The Three Point Shot.
Abe Saperstein–he of Harlem Globetrotters fame–called the shot a ’25 foot home run’, although, as with most things Saperstein said, this was not an entirely accurate statement. Bill Sharman later said it was pretty close to the NBA’s 23′-9″. Indeed, 25′ would put the three point line right on the out of bounds line in the corners..
Sharman said only two of his players could hit that shot (which is pretty amazing to think about in an era where centers who can’t shoot the three trade at a steep discount).
Had Sharman himself played in the three point era, he would’ve excelled at it.
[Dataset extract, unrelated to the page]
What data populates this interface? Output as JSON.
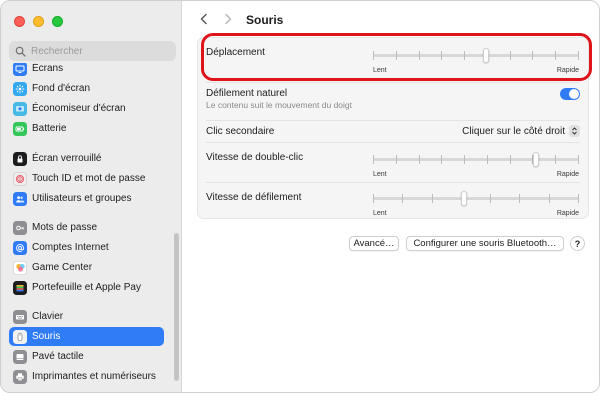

In the first version of the great basketball machine that Red Auerbach assembled, Bill Sharman was one of the guys who scored. Bob Cousy passed the ball, Bill Russell got the rebounds, and Sharman and Tommy shot the ball. We’ll leave it to John to describe Jungle Jim Loscutoff’s particular responsibilities in a future post.
And Sharman could definitely shoot.
Bob Ryan says that Sharman’s form was “the standard” for players in the 60s. A game of HORSE against Sharman could be incredibly boring. Bob Cousy described Sharman’s strategy thus: “He’d just keep taking 15 foot jumpers and never miss.” To that end, Sharman still holds the NBA record for most consecutive free-throws made in the playoffs at 56.
Of course, then, as now, all that scoring brought about media criticism. Primarily from people who had absolutely no idea what Red was doing to the game of basketball.
When accused of putting his stats ahead of the team’s interests, Sharman bristled. In a 1958 interview with The Sporting News, Sharman said, “I don’t like to hear that this guy or that guy is a gunner…and only thinks of himself…or that all shooters are selfish players. I’m a shooter. I’m paid to shoot. He helps the team by shooting. Take Russell’s case. Does he say to one of us. ‘I’ll take this rebound and you take the next?’ Certainly not. He gets all the rebounds he can. That’s his job and he’s helping the team.”
In Auerbach’s machine built for winning, Sharman had a pretty clear assignment, and he was very good at it.
It took a little while for Sharman’s number to end up in the rafters, and, indeed, his 21 was assigned to a couple other players before it was taken out of circulation. As had become the tradition under Auerbach, the Celtics retired Bill Sharman’s number at their home opener, the first game of the 1966 season.
Sharman didn’t start off with the Celtics–but his arrival with the team was one of Red’s first shrewd moves.
If you’ll recall, Red Auerbach didn’t want Bob Cousy, and when given the chance, drafted a serviceable center named Chuck Share instead.
When Red realized that he’d rather convincingly botched that draft, he found a way to unload Share for a decided upgrade at the shooting guard spot. The Sharman/Share trade was the first time Red fleeced another team.
It would not be the last.
Sharman died in 2013, age 87.
Quotes and details about the ABL’s three point shot from Rise and Fire, one of the more readable books produced by that sub-species of mankind, Homo sapiens lakerensis, the subtly deficient folk who cheer for that team out in Los Angeles.
The retired numbers project: